WHAT TO PRODUCE = Which lines below contain the word "traffic"? Copy each of them.
══ DATA TO USE
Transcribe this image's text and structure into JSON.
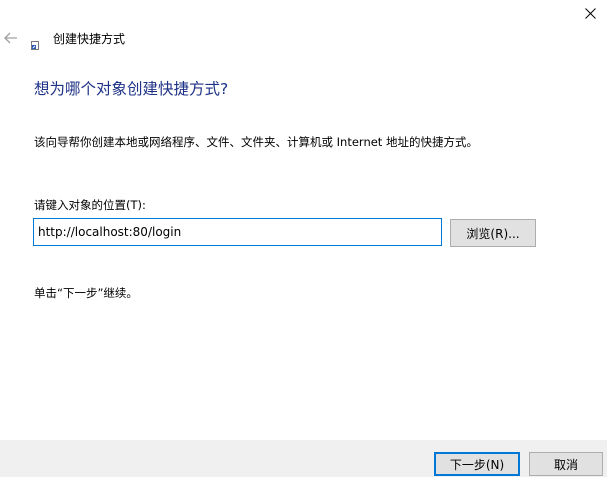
{
  "window": {
    "close_glyph": "✕"
  },
  "header": {
    "back_icon": "arrow-left-icon",
    "wizard_icon": "shortcut-icon",
    "title": "创建快捷方式"
  },
  "main": {
    "heading": "想为哪个对象创建快捷方式?",
    "description": "该向导帮你创建本地或网络程序、文件、文件夹、计算机或 Internet 地址的快捷方式。",
    "location_label": "请键入对象的位置(T):",
    "location_value": "http://localhost:80/login",
    "browse_button": "浏览(R)...",
    "hint": "单击“下一步”继续。"
  },
  "footer": {
    "next_button": "下一步(N)",
    "cancel_button": "取消"
  },
  "colors": {
    "heading": "#1e3287",
    "accent": "#0078d7",
    "button_face": "#e1e1e1",
    "footer_bg": "#f0f0f0"
  }
}
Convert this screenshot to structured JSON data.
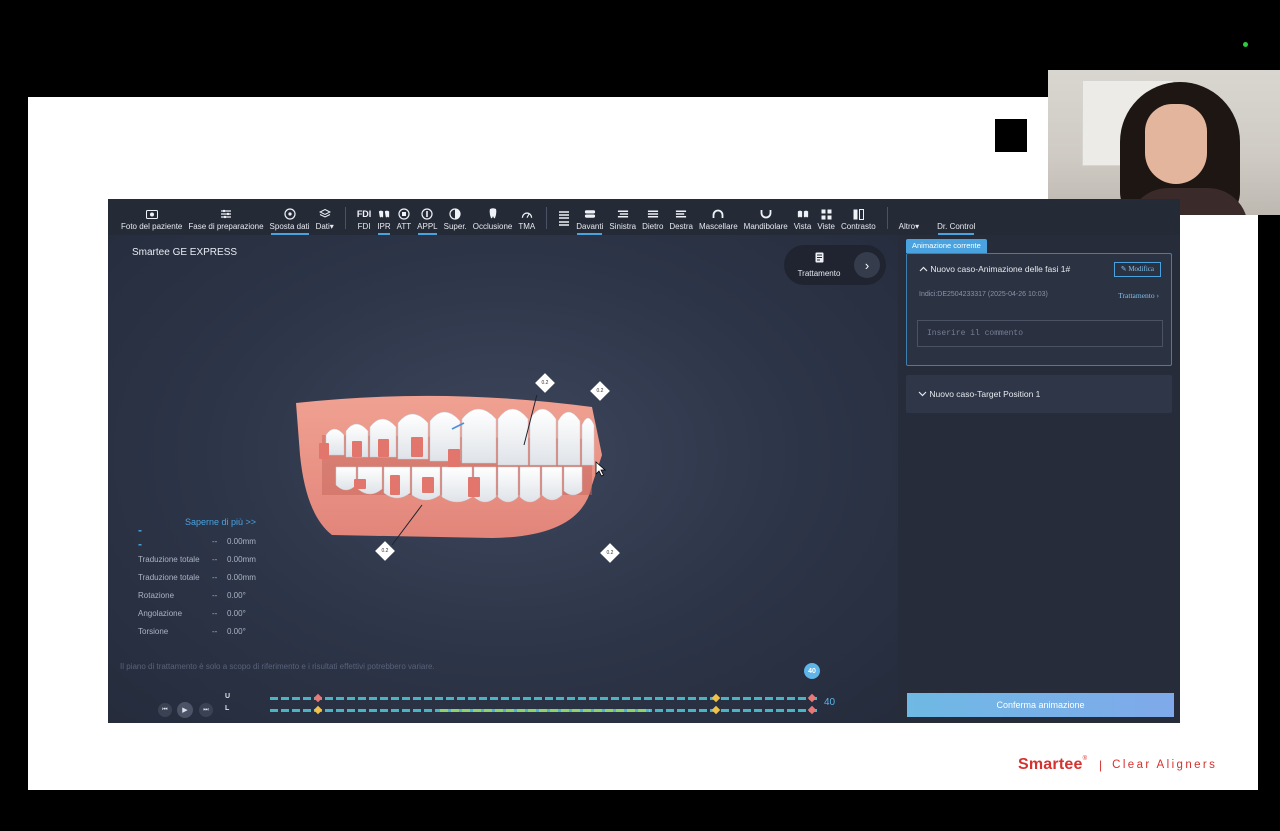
{
  "toolbar": {
    "items": [
      {
        "label": "Foto del paziente",
        "icon": "photo-icon"
      },
      {
        "label": "Fase di preparazione",
        "icon": "list-settings-icon"
      },
      {
        "label": "Sposta dati",
        "icon": "move-icon"
      },
      {
        "label": "Dati",
        "icon": "layers-icon"
      },
      {
        "label": "FDI",
        "icon_text": "FDI"
      },
      {
        "label": "IPR",
        "icon": "teeth-pair-icon"
      },
      {
        "label": "ATT",
        "icon": "attachment-icon"
      },
      {
        "label": "APPL",
        "icon": "appliance-icon"
      },
      {
        "label": "Super.",
        "icon": "half-circle-icon"
      },
      {
        "label": "Occlusione",
        "icon": "tooth-icon"
      },
      {
        "label": "TMA",
        "icon": "gauge-icon"
      },
      {
        "label": "",
        "icon": "stack-icon"
      },
      {
        "label": "Davanti",
        "icon": "front-view-icon"
      },
      {
        "label": "Sinistra",
        "icon": "left-view-icon"
      },
      {
        "label": "Dietro",
        "icon": "back-view-icon"
      },
      {
        "label": "Destra",
        "icon": "right-view-icon"
      },
      {
        "label": "Mascellare",
        "icon": "upper-arch-icon"
      },
      {
        "label": "Mandibolare",
        "icon": "lower-arch-icon"
      },
      {
        "label": "Vista",
        "icon": "view-icon"
      },
      {
        "label": "Viste",
        "icon": "grid-icon"
      },
      {
        "label": "Contrasto",
        "icon": "contrast-icon"
      },
      {
        "label": "Altro",
        "icon": "more-icon"
      },
      {
        "label": "Dr. Control",
        "icon": ""
      }
    ],
    "fdi_text": "FDI",
    "dropdown_arrow": "▾"
  },
  "viewport": {
    "case_title": "Smartee GE EXPRESS",
    "treatment_button": "Trattamento",
    "markers": [
      "0.2",
      "0.2",
      "0.2",
      "0.2"
    ],
    "learn_more": "Saperne di più >>",
    "dash": "--",
    "metrics": [
      {
        "label": "",
        "dash": "--",
        "value": "0.00mm"
      },
      {
        "label": "Traduzione totale",
        "dash": "--",
        "value": "0.00mm"
      },
      {
        "label": "Traduzione totale",
        "dash": "--",
        "value": "0.00mm"
      },
      {
        "label": "Rotazione",
        "dash": "--",
        "value": "0.00°"
      },
      {
        "label": "Angolazione",
        "dash": "--",
        "value": "0.00°"
      },
      {
        "label": "Torsione",
        "dash": "--",
        "value": "0.00°"
      }
    ],
    "disclaimer": "Il piano di trattamento è solo a scopo di riferimento e i risultati effettivi potrebbero variare."
  },
  "timeline": {
    "upper_label": "U",
    "lower_label": "L",
    "current_step": "40",
    "total_steps": "40",
    "controls": [
      "prev-step",
      "play",
      "next-step"
    ]
  },
  "panel": {
    "tag": "Animazione corrente",
    "card1": {
      "title": "Nuovo caso-Animazione delle fasi 1#",
      "modify": "Modifica",
      "indici": "Indici:DE2504233317 (2025-04-26 10:03)",
      "treatment_link": "Trattamento",
      "comment_placeholder": "Inserire il commento"
    },
    "card2": {
      "title": "Nuovo caso-Target Position 1"
    },
    "confirm": "Conferma animazione"
  },
  "brand": {
    "name": "Smartee",
    "reg": "®",
    "separator": "|",
    "tagline": "Clear Aligners"
  },
  "colors": {
    "accent": "#4aa3df",
    "brand_red": "#d6322f",
    "app_bg": "#2a3040"
  }
}
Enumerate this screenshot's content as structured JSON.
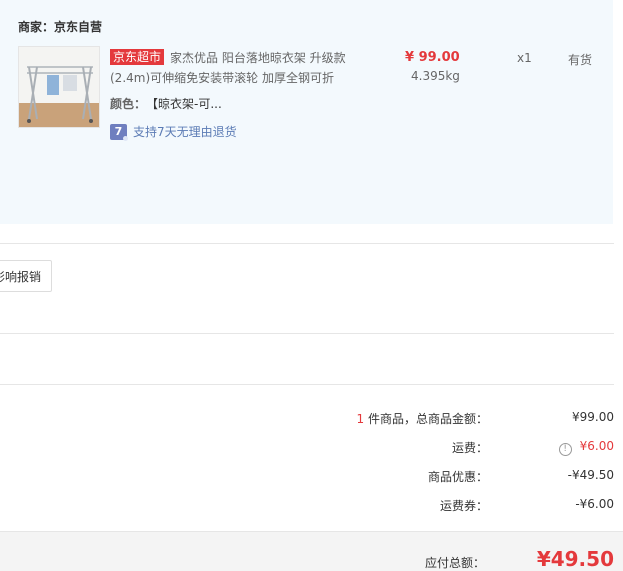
{
  "merchant": {
    "label": "商家：",
    "name": "京东自营"
  },
  "item": {
    "tag": "京东超市",
    "title": "家杰优品 阳台落地晾衣架 升级款(2.4m)可伸缩免安装带滚轮 加厚全钢可折",
    "price": "¥ 99.00",
    "weight": "4.395kg",
    "quantity": "x1",
    "stock": "有货",
    "attribute_label": "颜色：",
    "attribute_value": "【晾衣架-可...",
    "return_icon_text": "7",
    "return_policy": "支持7天无理由退货"
  },
  "invoice_button_label": "影响报销",
  "summary": {
    "item_count": "1",
    "goods_total_label": " 件商品，总商品金额：",
    "goods_total_value": "¥99.00",
    "shipping_label": "运费：",
    "shipping_info_icon": "!",
    "shipping_value": "¥6.00",
    "discount_label": "商品优惠：",
    "discount_value": "-¥49.50",
    "shipping_coupon_label": "运费券：",
    "shipping_coupon_value": "-¥6.00"
  },
  "total": {
    "label": "应付总额：",
    "amount": "¥49.50"
  },
  "colors": {
    "accent_red": "#e4393c",
    "panel_bg": "#f3f9fd",
    "link_blue": "#5c7cb5"
  }
}
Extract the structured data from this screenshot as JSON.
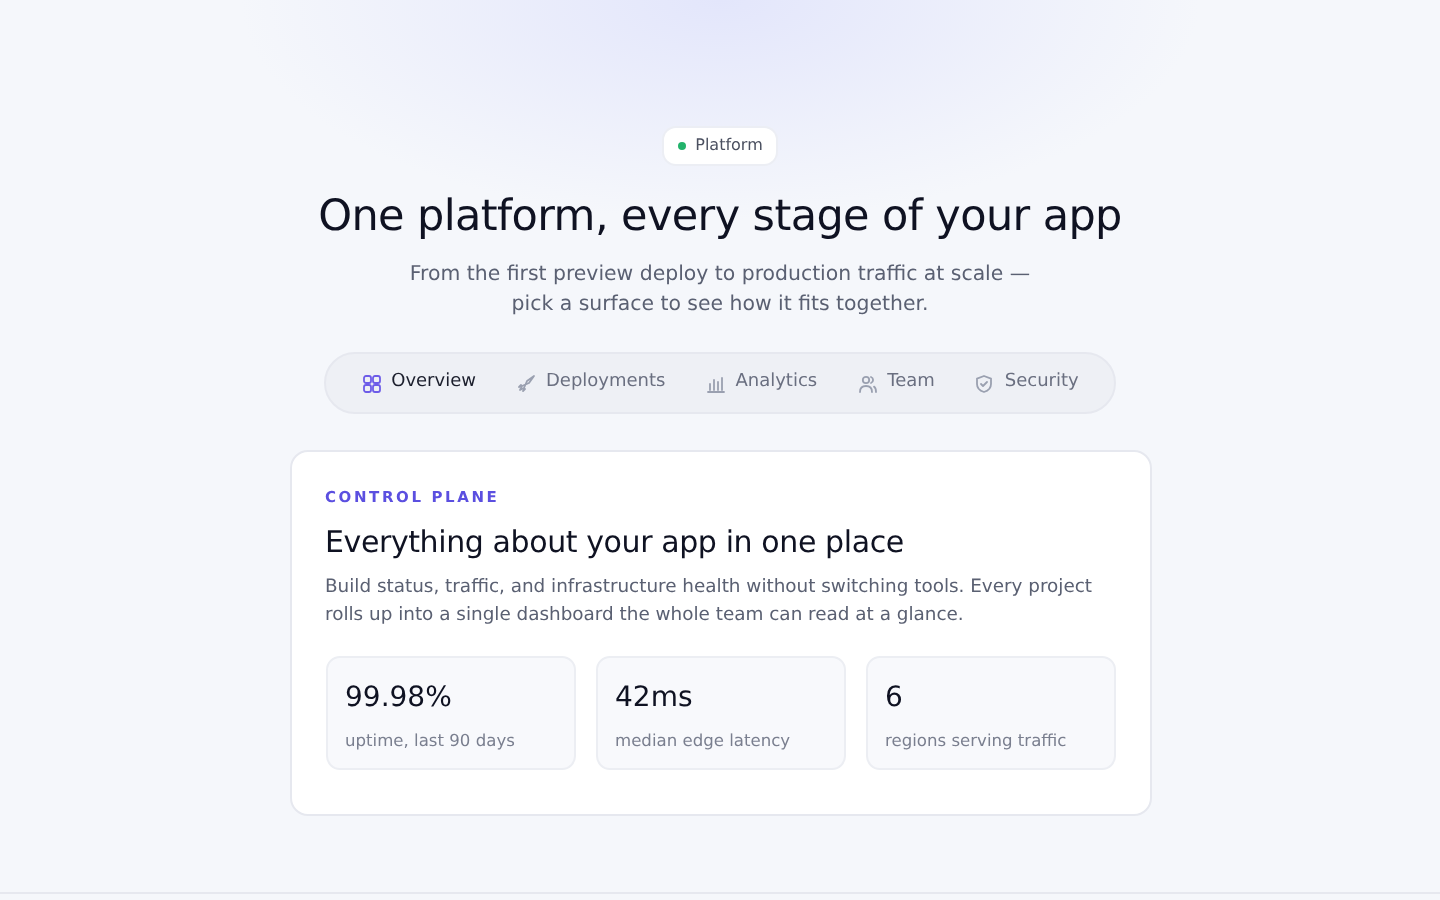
{
  "badge": {
    "label": "Platform"
  },
  "title": "One platform, every stage of your app",
  "subtitle": "From the first preview deploy to production traffic at scale — pick a surface to see how it fits together.",
  "tabs": [
    {
      "label": "Overview",
      "kind": "grid",
      "selected": true
    },
    {
      "label": "Deployments",
      "kind": "rocket",
      "selected": false
    },
    {
      "label": "Analytics",
      "kind": "chart",
      "selected": false
    },
    {
      "label": "Team",
      "kind": "people",
      "selected": false
    },
    {
      "label": "Security",
      "kind": "shield",
      "selected": false
    }
  ],
  "panel": {
    "eyebrow": "CONTROL PLANE",
    "heading": "Everything about your app in one place",
    "body": "Build status, traffic, and infrastructure health without switching tools. Every project rolls up into a single dashboard the whole team can read at a glance.",
    "stats": [
      {
        "value": "99.98%",
        "label": "uptime, last 90 days"
      },
      {
        "value": "42ms",
        "label": "median edge latency"
      },
      {
        "value": "6",
        "label": "regions serving traffic"
      }
    ]
  }
}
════
RESPONSE BELOW =
  "subtitle": "From the first preview deploy to production traffic at scale — pick a surface to see how it fits together.",
    "body": "Build status, traffic, and infrastructure health without switching tools. Every project rolls up into a single dashboard the whole team can read at a glance.",
        "label": "regions serving traffic"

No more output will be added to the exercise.